Agitation Psychomotor Agitation Haloperidol Loxapine Adasuve Haloperidol/Lorazepam
You can join if…
Open to people ages 18-65
- Male and female patients at least 18 years of age and less than 65 years of age
- Patients must be emergency department patients during time of study
- All patients will be evaluated by the emergency physician to provide medical clearance- patients must be considered by the emergency physicians to be clinically agitated and to be clinically appropriate candidates for treatment with a medication
- Each patient, or a surrogate, must understand the nature of the study and must sign an informed consent document
- English speaking patients
You CAN'T join if...
- Female patients who are either pregnant or breast-feeding
- Medically unstable patients
- Patients who have delirium or dementia

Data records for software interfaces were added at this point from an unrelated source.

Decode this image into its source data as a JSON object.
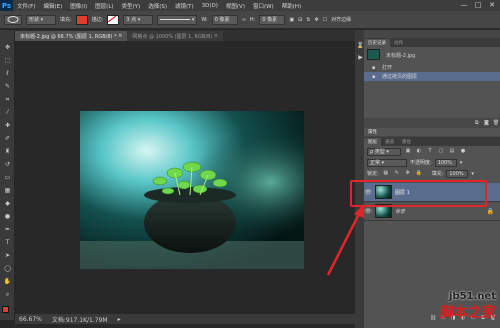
{
  "app": {
    "logo": "Ps"
  },
  "menu": [
    "文件(F)",
    "编辑(E)",
    "图像(I)",
    "图层(L)",
    "类型(Y)",
    "选择(S)",
    "滤镜(T)",
    "3D(D)",
    "视图(V)",
    "窗口(W)",
    "帮助(H)"
  ],
  "window_controls": {
    "minimize": "—",
    "maximize": "□",
    "close": "✕"
  },
  "options": {
    "shape_mode": "形状",
    "fill_label": "填充:",
    "stroke_label": "描边:",
    "stroke_width": "3 点",
    "w_label": "W:",
    "w_value": "0 像素",
    "h_label": "H:",
    "h_value": "0 像素",
    "align_edges": "对齐边缘",
    "fill_color": "#e23b2e"
  },
  "tabs": [
    {
      "label": "未标题-2.jpg @ 66.7% (图层 1, RGB/8) *",
      "close": "×"
    },
    {
      "label": "网格点 @ 1000% (图层 1, RGB/8)",
      "close": "×"
    }
  ],
  "status": {
    "zoom": "66.67%",
    "doc": "文档:917.1K/1.79M"
  },
  "history_panel": {
    "tabs": [
      "历史记录",
      "动作"
    ],
    "snapshot": "未标题-2.jpg",
    "items": [
      "打开",
      "通过拷贝的图层"
    ]
  },
  "layers_panel": {
    "tabs": [
      "图层",
      "通道",
      "路径"
    ],
    "properties_tab": "属性",
    "kind_filter": "ρ 类型",
    "blend_mode": "正常",
    "opacity_label": "不透明度:",
    "opacity_value": "100%",
    "lock_label": "锁定:",
    "fill_label": "填充:",
    "fill_value": "100%",
    "layers": [
      {
        "name": "图层 1",
        "selected": true
      },
      {
        "name": "背景",
        "selected": false
      }
    ],
    "footer_icons": [
      "link-icon",
      "fx-icon",
      "mask-icon",
      "adjustment-icon",
      "folder-icon",
      "new-layer-icon",
      "trash-icon"
    ]
  },
  "watermark": {
    "line1": "jb51.net",
    "line2": "脚本之家"
  },
  "colors": {
    "accent_red": "#e0262b",
    "selection_blue": "#5b6d8f",
    "foreground": "#e23b2e"
  }
}
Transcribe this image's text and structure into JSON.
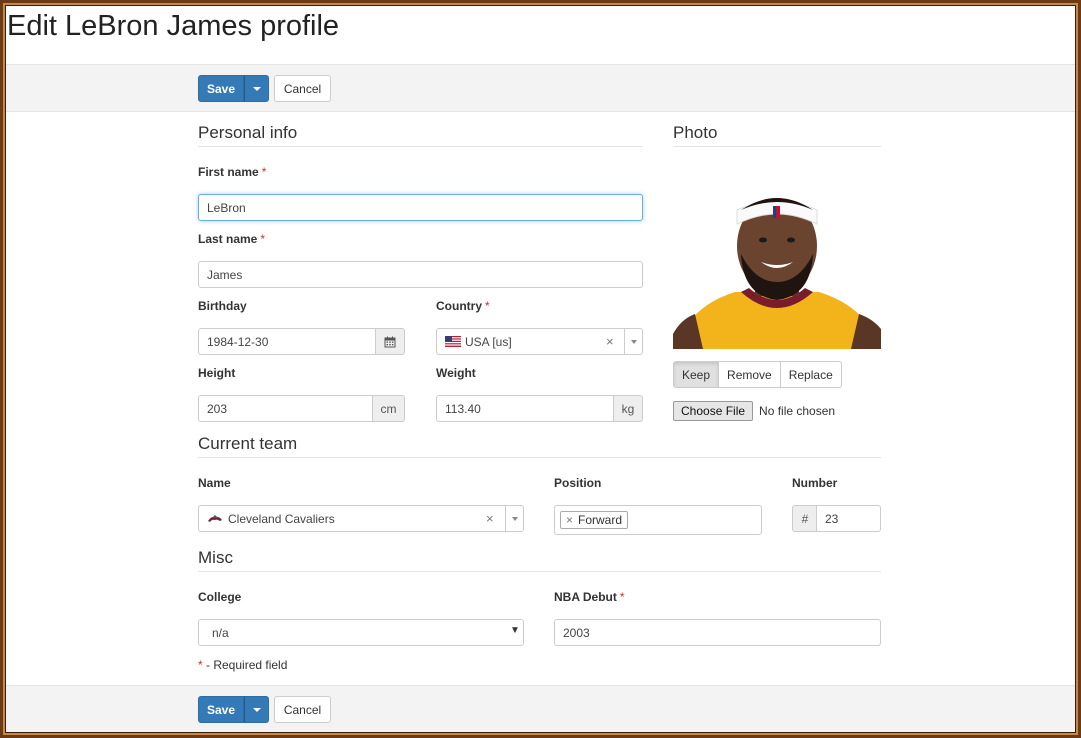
{
  "page": {
    "title": "Edit LeBron James profile"
  },
  "toolbar": {
    "save_label": "Save",
    "cancel_label": "Cancel"
  },
  "personal": {
    "section_title": "Personal info",
    "first_name": {
      "label": "First name",
      "value": "LeBron"
    },
    "last_name": {
      "label": "Last name",
      "value": "James"
    },
    "birthday": {
      "label": "Birthday",
      "value": "1984-12-30",
      "icon": "calendar-icon"
    },
    "country": {
      "label": "Country",
      "value": "USA [us]",
      "icon": "us-flag-icon"
    },
    "height": {
      "label": "Height",
      "value": "203",
      "unit": "cm"
    },
    "weight": {
      "label": "Weight",
      "value": "113.40",
      "unit": "kg"
    }
  },
  "photo": {
    "section_title": "Photo",
    "buttons": [
      "Keep",
      "Remove",
      "Replace"
    ],
    "active_button": "Keep",
    "choose_file_label": "Choose File",
    "no_file_text": "No file chosen"
  },
  "team": {
    "section_title": "Current team",
    "name": {
      "label": "Name",
      "value": "Cleveland Cavaliers"
    },
    "position": {
      "label": "Position",
      "tag": "Forward"
    },
    "number": {
      "label": "Number",
      "prefix": "#",
      "value": "23"
    }
  },
  "misc": {
    "section_title": "Misc",
    "college": {
      "label": "College",
      "value": "n/a"
    },
    "nba_debut": {
      "label": "NBA Debut",
      "value": "2003"
    }
  },
  "required_marker": "*",
  "footnote": {
    "marker": "*",
    "text": "- Required field"
  },
  "colors": {
    "primary": "#337ab7",
    "required": "#c9302c",
    "focus": "#66afe9"
  }
}
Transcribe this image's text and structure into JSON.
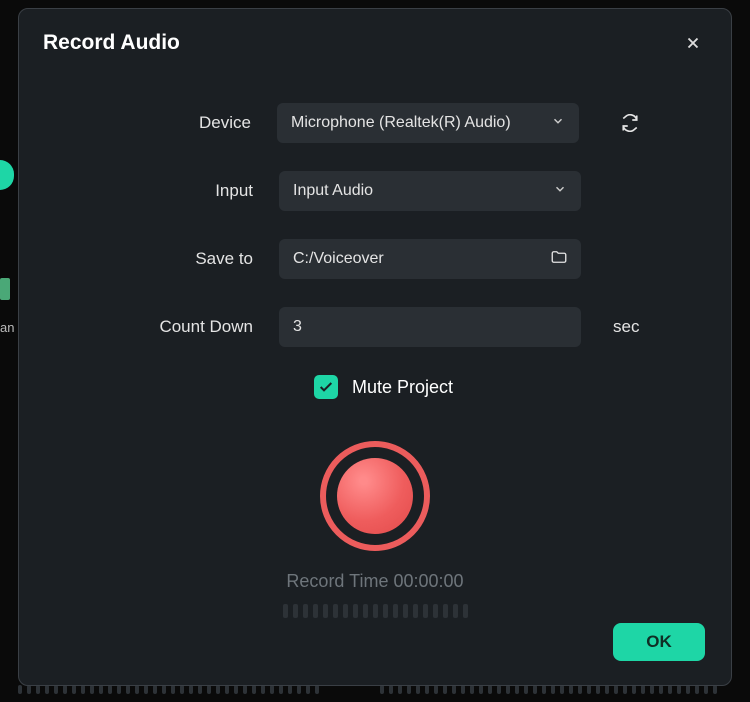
{
  "dialog": {
    "title": "Record Audio",
    "ok": "OK"
  },
  "labels": {
    "device": "Device",
    "input": "Input",
    "save_to": "Save to",
    "count_down": "Count Down",
    "sec": "sec",
    "mute": "Mute Project"
  },
  "values": {
    "device": "Microphone (Realtek(R) Audio)",
    "input": "Input Audio",
    "save_path": "C:/Voiceover",
    "countdown": "3"
  },
  "record": {
    "time_label": "Record Time",
    "time_value": "00:00:00"
  },
  "bg": {
    "fragment": "an"
  }
}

- Patients <18 or >65 years old
- Non-English speaking patients
- Contraindications for use for people with asthma, COPD, and other acute respiratory conditions
- UCSD accepting new patients
La Jolla California 92093 United States
- Mount Sinai Hospital accepting new patients
Chicago Illinois 60608 United States
- accepting new patients
- Start Date
- Completion Date
- Mt Sinai Hospital, Chicago
- Study Type
- Last Updated
- August 2016
Please contact me about this study
We will not share your information with anyone other than the team in charge of this study. Submitting your contact information does not obligate you to participate in research.
The study team should get back to you in a few business days.